The not-so-funny farms; fishing lines

Fish farming has moved some way on from the days when monks scraped leftover beans-on-toast into their stewpond to fatten up the resident carp. The pounds 20bn industry has trebled in the past 10 years alone and is growing at more than 10 per cent annually. Many familiar sea fish - halibut, turbot, bass and bream - are becoming modern aquaculture's equivalent of battery chickens.

Purists like me insist that farmed fish taste like day-old chewing gum, but sadly, most people can't tell the difference any more. Any salmon you buy will almost certainly be farmed and the fish mentioned, along with Dover sole and cod in the near future, will all soon come from the same source and taste like supermarket bread.

The International Union for the Conservation of Nature recently added Atlantic cod and haddock to a list of creatures at risk of extinction. With Britain steadfastly refusing to cut its catches, it may not be long before our national fish becomes as exotic as truffles or caviar. Seems silly, I know, but prospects aren't good. Raising funds to rescue rhinos is fairly easy. But I can't really see the tofu-chewers marching down Whitehall with Save the Haddock banners.

Where does this leave sea fishermen?

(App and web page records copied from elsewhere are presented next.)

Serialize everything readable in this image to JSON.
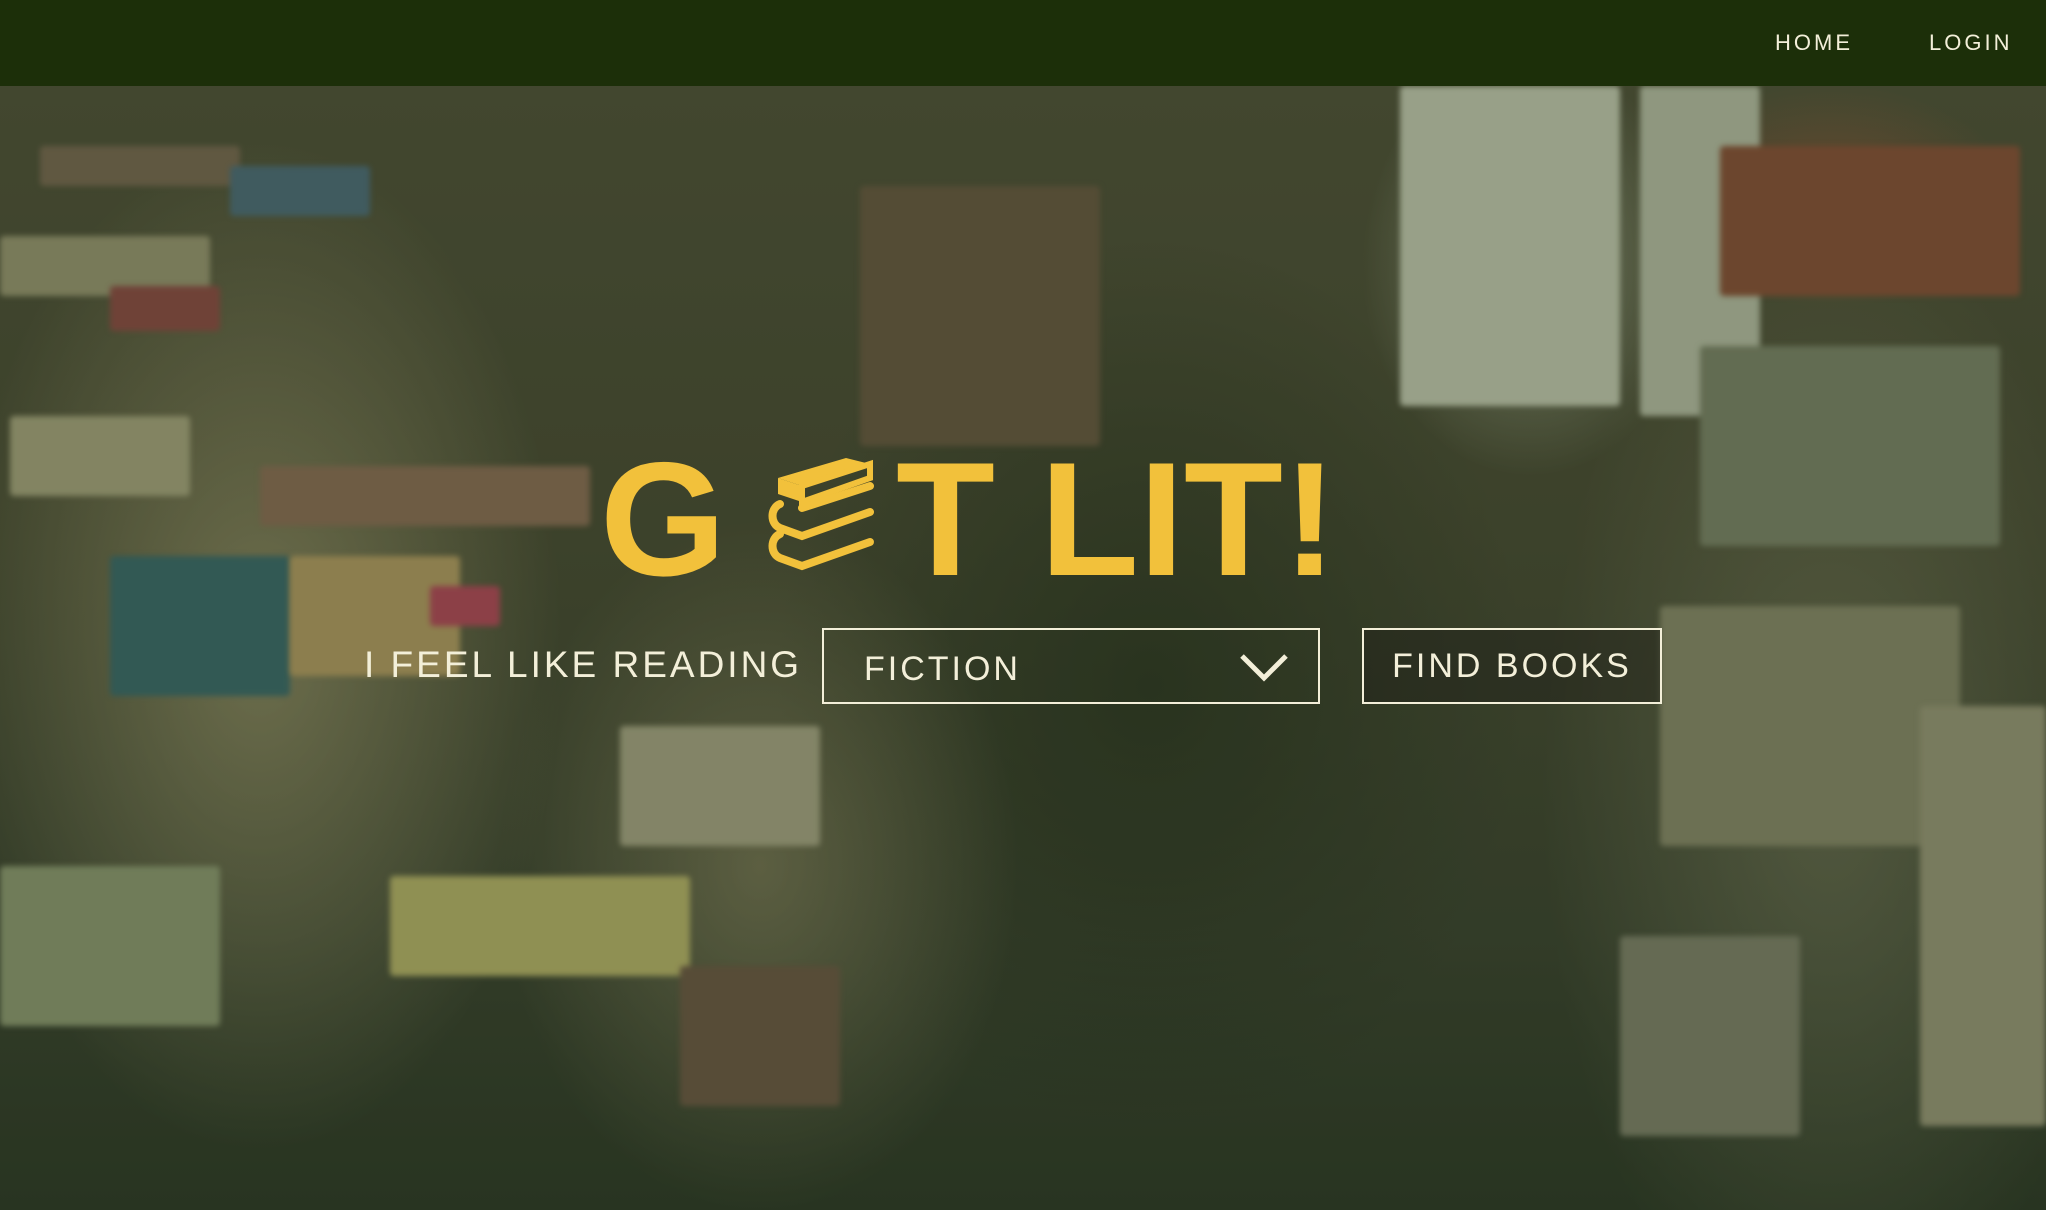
{
  "nav": {
    "home_label": "HOME",
    "login_label": "LOGIN"
  },
  "hero": {
    "logo": {
      "prefix": "G",
      "suffix": "T LIT!",
      "book_icon": "book-stack-icon",
      "color": "#f2c13b"
    },
    "prompt_label": "I FEEL LIKE READING",
    "genre_select": {
      "value": "FICTION",
      "icon": "chevron-down-icon"
    },
    "find_button_label": "FIND BOOKS"
  },
  "colors": {
    "nav_background": "#1c2f09",
    "text": "#f3efd9",
    "accent": "#f2c13b"
  }
}
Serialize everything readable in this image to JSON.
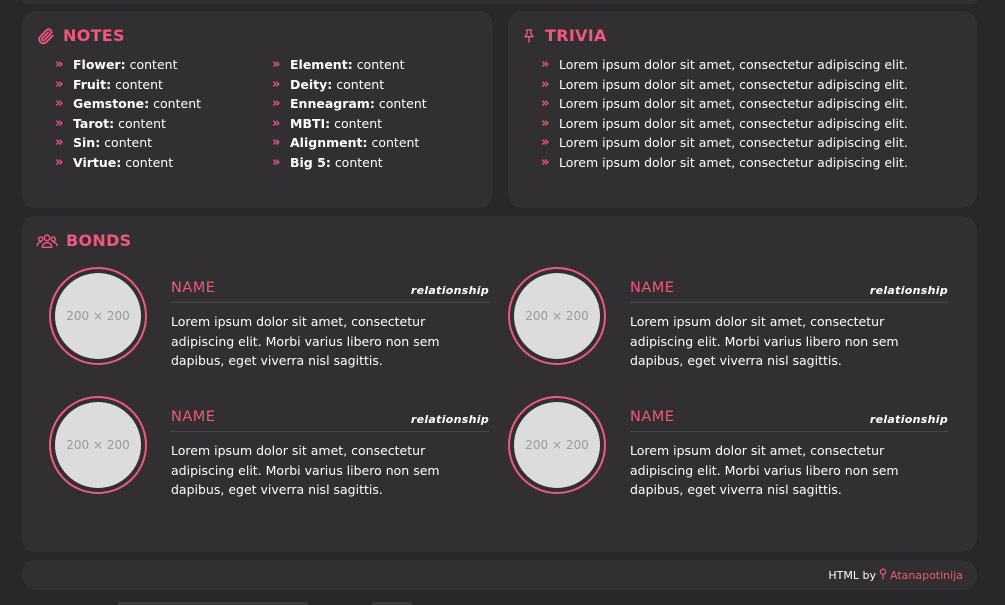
{
  "notes": {
    "title": "NOTES",
    "left": [
      {
        "key": "Flower",
        "value": "content"
      },
      {
        "key": "Fruit",
        "value": "content"
      },
      {
        "key": "Gemstone",
        "value": "content"
      },
      {
        "key": "Tarot",
        "value": "content"
      },
      {
        "key": "Sin",
        "value": "content"
      },
      {
        "key": "Virtue",
        "value": "content"
      }
    ],
    "right": [
      {
        "key": "Element",
        "value": "content"
      },
      {
        "key": "Deity",
        "value": "content"
      },
      {
        "key": "Enneagram",
        "value": "content"
      },
      {
        "key": "MBTI",
        "value": "content"
      },
      {
        "key": "Alignment",
        "value": "content"
      },
      {
        "key": "Big 5",
        "value": "content"
      }
    ]
  },
  "trivia": {
    "title": "TRIVIA",
    "items": [
      "Lorem ipsum dolor sit amet, consectetur adipiscing elit.",
      "Lorem ipsum dolor sit amet, consectetur adipiscing elit.",
      "Lorem ipsum dolor sit amet, consectetur adipiscing elit.",
      "Lorem ipsum dolor sit amet, consectetur adipiscing elit.",
      "Lorem ipsum dolor sit amet, consectetur adipiscing elit.",
      "Lorem ipsum dolor sit amet, consectetur adipiscing elit."
    ]
  },
  "bonds": {
    "title": "BONDS",
    "items": [
      {
        "placeholder": "200 × 200",
        "name": "NAME",
        "relationship": "relationship",
        "description": "Lorem ipsum dolor sit amet, consectetur adipiscing elit. Morbi varius libero non sem dapibus, eget viverra nisl sagittis."
      },
      {
        "placeholder": "200 × 200",
        "name": "NAME",
        "relationship": "relationship",
        "description": "Lorem ipsum dolor sit amet, consectetur adipiscing elit. Morbi varius libero non sem dapibus, eget viverra nisl sagittis."
      },
      {
        "placeholder": "200 × 200",
        "name": "NAME",
        "relationship": "relationship",
        "description": "Lorem ipsum dolor sit amet, consectetur adipiscing elit. Morbi varius libero non sem dapibus, eget viverra nisl sagittis."
      },
      {
        "placeholder": "200 × 200",
        "name": "NAME",
        "relationship": "relationship",
        "description": "Lorem ipsum dolor sit amet, consectetur adipiscing elit. Morbi varius libero non sem dapibus, eget viverra nisl sagittis."
      }
    ]
  },
  "footer": {
    "prefix": "HTML by",
    "author": "Atanapotinija"
  },
  "icons": {
    "notes": "paperclip-icon",
    "trivia": "pushpin-icon",
    "bonds": "users-icon",
    "bullet": "double-chevron-right-icon",
    "footer": "map-pin-icon"
  },
  "colors": {
    "accent": "#f0587e",
    "background": "#29272a",
    "panel": "#322f32",
    "text": "#ffffff"
  }
}
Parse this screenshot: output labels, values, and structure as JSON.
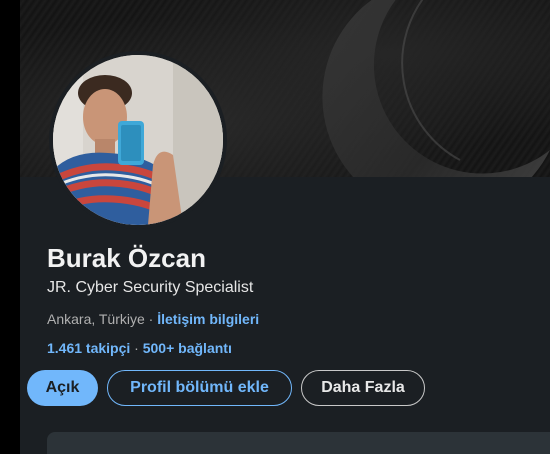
{
  "profile": {
    "name": "Burak Özcan",
    "headline": "JR. Cyber Security Specialist",
    "location": "Ankara, Türkiye",
    "location_separator": "·",
    "contact_link": "İletişim bilgileri",
    "followers": "1.461 takipçi",
    "stats_separator": "·",
    "connections": "500+ bağlantı"
  },
  "actions": {
    "open_label": "Açık",
    "add_section_label": "Profil bölümü ekle",
    "more_label": "Daha Fazla"
  },
  "colors": {
    "accent": "#71b7fb",
    "card_background": "#1b1f23",
    "page_background": "#000000"
  },
  "icons": {
    "cover_graphic": "crescent-moon-icon"
  }
}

The decline in their numbers has not been as dramatic as those of cod and haddock, but fewer dangle a line off a boat or pier these days because there are fewer fish around. If the trawlers can't catch them, with all those gadgets like scanners, global positioning, sonar, Decca and Parlophone, what chance has the average Joe with a worm on a hook?

Maybe sea anglers will have to resort to my friend Ian's stratagem. Most of his fishing was done off the extremely unproductive Bangor Pier, where fish were a rare sight. In desperation, he started counting crabs, but even they were uncommon. So, to make his catches sound more impressive, he counted crab legs.

A gloomy scenario, maybe, but it may not be the only option. In a few years, you might be able to go fishing in north Cheshire, more than 30 miles from the coast, and catch many of our familiar sea fish in a saltwater lake.

It's part of a hugely ambitious scheme scheduled for a 780-acre site at Vale Royal, near Northwich. The core of the pounds 55m project would be a National Angling Centre but there would also be a museum, a giant aquarium, aquatic research laboratories, fish-rearing facilities and room for more than 1,000 anglers to fish. There would be facilities for coarse and trout anglers, but sea fishers would not be left out, says Edward Rowan, managing director of Andico, the company behind the project.

His company has already spent more than pounds 300,000 on feasibility studies and has the backing of the angling organisations and Cheshire county council. "All the consultants are working on a contingent basis, even the lawyers, because they believe in this project," he said.

Now pounds 55m represents an awful lot of jumble sales. But Rowan is hopeful that at least half will come from a lottery grant. He also believes the centre will make money because a key part of it involves using more than 100 acres of reed beds as a biological filter to clean water from a nearby chemical plant.

The untreated water has three times the salinity of sea water, but Rowan says feasibility studies have shown that it should be possible to create a saltwater lake once ammonia has been removed from the effluent and the salinity diluted. The bad news is that even if everything goes to plan, the centre is unlikely to open before the year 2000. By then, it may be better to turn the lake into a giant fish farm, and to hell with the anglers.